Yes, lining up to use terminals. You heard me right. As if the faux-MMO rowdiness weren’t enough, Fallout 76 also implements one of my least favorite features by forcing you to wait for other people to progress through missions before you can continue. Someone’s using the cooking station the mission directed you towards? Stand and wait until they’re done. Someone’s using the terminal? Better hope they’re a fast reader.
And for a series that traditionally relied so heavily on atmosphere, Fallout 76 is quick to undercut its own strengths. There’s nothing more disappointing than being deep in a crumbling ruin and then hearing someone else’s footsteps. Destiny 2 solves this problem by heavily instancing certain areas, like the Lost Sectors. I wish Fallout 76 did the same—and maybe it does, for key story beats, but nothing I’ve encountered so far.
It’s not so much that I’m against a multiplayer Fallout. I just don’t think Fallout 76 gets there. I remember meeting other players in DayZ or Rust and how threatening that felt. The stakes were high, for everyone involved.
Fallout 76 feels like the theme park version of those ideas. It’s a survival game, sure, but you’ll barely have to think about water or food—it dumps so much on you. And there’s no consequence for anything. When you die you don’t lose any progress, nor any items. You pop back up somewhere else and keep playing.

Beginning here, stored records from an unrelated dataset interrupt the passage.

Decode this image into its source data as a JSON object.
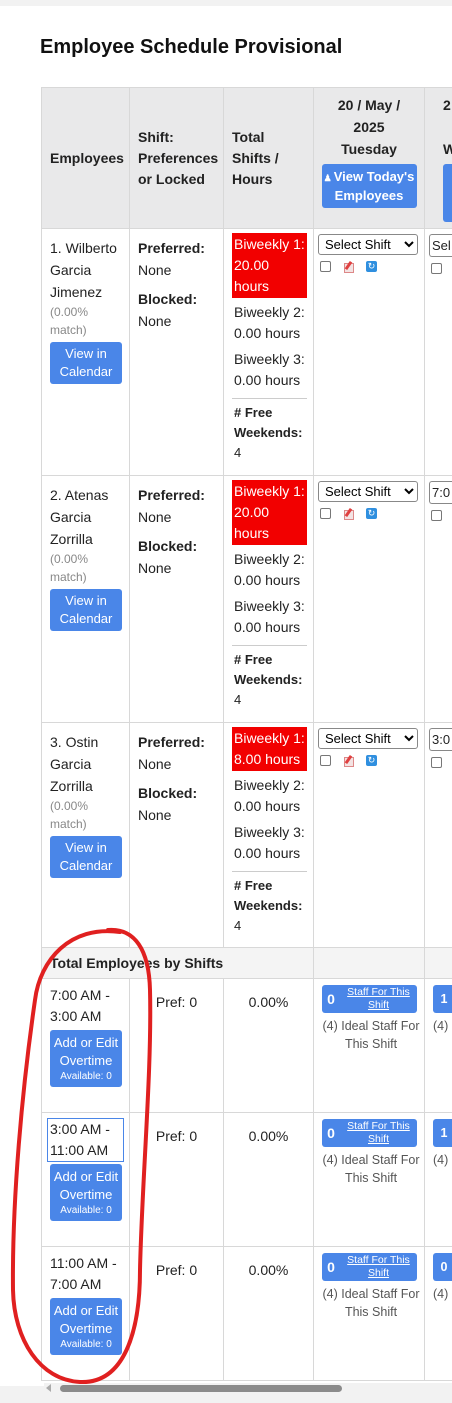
{
  "title": "Employee Schedule Provisional",
  "columns": {
    "employees": "Employees",
    "shift": "Shift: Preferences or Locked",
    "total": "Total Shifts / Hours",
    "date_line1": "20 / May /",
    "date_line2": "2025",
    "date_line3": "Tuesday",
    "next_date_partial": "2",
    "next_day_partial": "W",
    "view_today": "View Today's Employees"
  },
  "employees": [
    {
      "name": "1. Wilberto Garcia Jimenez",
      "match": "(0.00% match)",
      "calendar_btn": "View in Calendar",
      "preferred_label": "Preferred:",
      "preferred": "None",
      "blocked_label": "Blocked:",
      "blocked": "None",
      "biweekly1": "Biweekly 1: 20.00 hours",
      "biweekly2": "Biweekly 2: 0.00 hours",
      "biweekly3": "Biweekly 3: 0.00 hours",
      "free_weekends_label": "# Free Weekends:",
      "free_weekends": "4",
      "select_value": "Select Shift",
      "next_select": "Sel"
    },
    {
      "name": "2. Atenas Garcia Zorrilla",
      "match": "(0.00% match)",
      "calendar_btn": "View in Calendar",
      "preferred_label": "Preferred:",
      "preferred": "None",
      "blocked_label": "Blocked:",
      "blocked": "None",
      "biweekly1": "Biweekly 1: 20.00 hours",
      "biweekly2": "Biweekly 2: 0.00 hours",
      "biweekly3": "Biweekly 3: 0.00 hours",
      "free_weekends_label": "# Free Weekends:",
      "free_weekends": "4",
      "select_value": "Select Shift",
      "next_select": "7:0"
    },
    {
      "name": "3. Ostin Garcia Zorrilla",
      "match": "(0.00% match)",
      "calendar_btn": "View in Calendar",
      "preferred_label": "Preferred:",
      "preferred": "None",
      "blocked_label": "Blocked:",
      "blocked": "None",
      "biweekly1": "Biweekly 1: 8.00 hours",
      "biweekly2": "Biweekly 2: 0.00 hours",
      "biweekly3": "Biweekly 3: 0.00 hours",
      "free_weekends_label": "# Free Weekends:",
      "free_weekends": "4",
      "select_value": "Select Shift",
      "next_select": "3:0"
    }
  ],
  "summary_header": "Total Employees by Shifts",
  "shifts": [
    {
      "range": "7:00 AM - 3:00 AM",
      "overtime_btn": "Add or Edit Overtime",
      "available": "Available: 0",
      "pref": "Pref: 0",
      "pct": "0.00%",
      "staff_count": "0",
      "staff_label": "Staff For This Shift",
      "ideal": "(4) Ideal Staff For This Shift",
      "next_count": "1",
      "next_ideal": "(4)"
    },
    {
      "range": "3:00 AM - 11:00 AM",
      "overtime_btn": "Add or Edit Overtime",
      "available": "Available: 0",
      "pref": "Pref: 0",
      "pct": "0.00%",
      "staff_count": "0",
      "staff_label": "Staff For This Shift",
      "ideal": "(4) Ideal Staff For This Shift",
      "next_count": "1",
      "next_ideal": "(4)"
    },
    {
      "range": "11:00 AM - 7:00 AM",
      "overtime_btn": "Add or Edit Overtime",
      "available": "Available: 0",
      "pref": "Pref: 0",
      "pct": "0.00%",
      "staff_count": "0",
      "staff_label": "Staff For This Shift",
      "ideal": "(4) Ideal Staff For This Shift",
      "next_count": "0",
      "next_ideal": "(4)"
    }
  ],
  "colors": {
    "accent": "#4a86e8",
    "alert": "#f20000",
    "annotation": "#e02020"
  }
}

From the standpoint of limiting griefing, it makes sense. You don’t want some asshole ruining the fun for everyone. On the other hand, it makes multiplayer feel entirely superfluous. Nobody really cares if they die, and so nobody really cares (at least in my time so far) about meeting other people. There’s no tension, no standoff where the two of you eye each other’s weapons and armor. Fast travel is slightly easier if you team up, but I wasn’t too surprised in my session that everyone lone-wolfed it—except, you know, two-dozen lone wolves all in the same area.

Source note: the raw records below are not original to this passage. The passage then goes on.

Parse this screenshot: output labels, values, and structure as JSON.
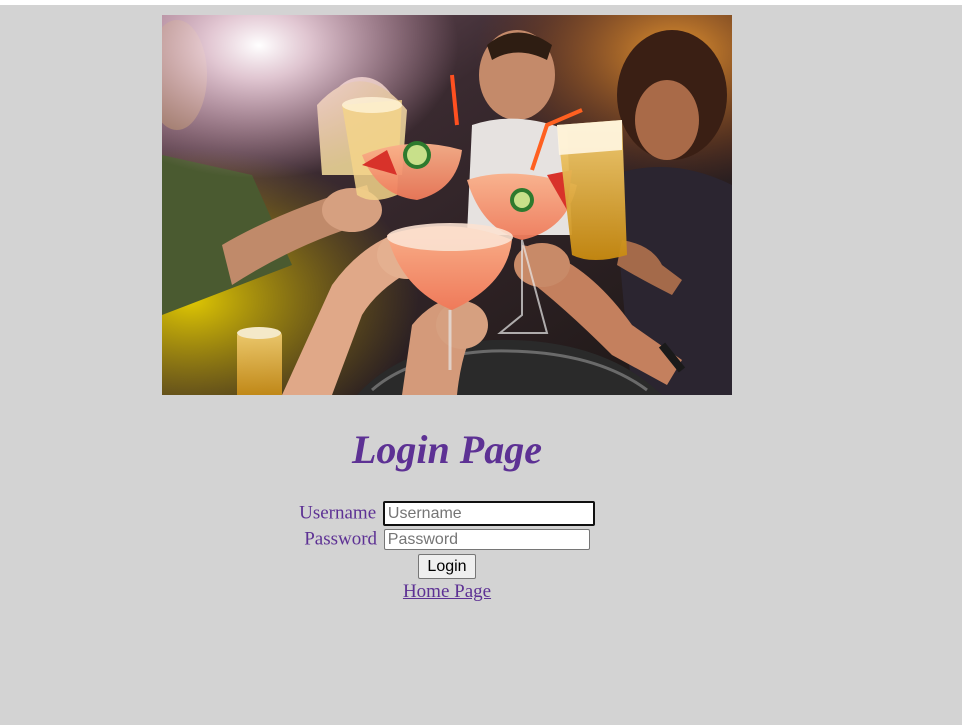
{
  "hero_image": {
    "alt": "Friends toasting cocktails and beer at a bar"
  },
  "page_title": "Login Page",
  "form": {
    "username_label": "Username",
    "username_placeholder": "Username",
    "username_value": "",
    "password_label": "Password",
    "password_placeholder": "Password",
    "password_value": "",
    "login_button": "Login"
  },
  "home_link": "Home Page",
  "colors": {
    "page_background": "#d3d3d3",
    "accent_purple": "#5d3194",
    "top_strip": "#ffffff"
  }
}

I think personally I’d prefer a Warhammer: Vermintide-type game, a four-player co-op version of Fallout 76 where you and some friends can raid the world together. In theory you’d get the same sort of experience, but with more opportunity for storytelling and fewer live microphones.
That’s not what we got though.
Is it all bad? No, of course not. If you can get far enough away from the idiots, there’s a lot of Fallout to explore. Sure, the story is told in bits and bobs of audio recordings and archived emails. Bethesda’s commitment to zero human NPCs really limits its storytelling options, and those limits become clear very early on. But it’s interesting to see Fallout’s world so soon after the bombs dropped, read about the people who survived for a few days, weeks, or even years after and the struggles they faced while you were sitting in the Vault. Some of it still doesn’t feel very Fallout in tone, but it’s at least more interesting than jumping even further into the future and still wondering why some hapless ghoul didn’t drag the debris out of his yard after 300 years.[“source=pcworld”]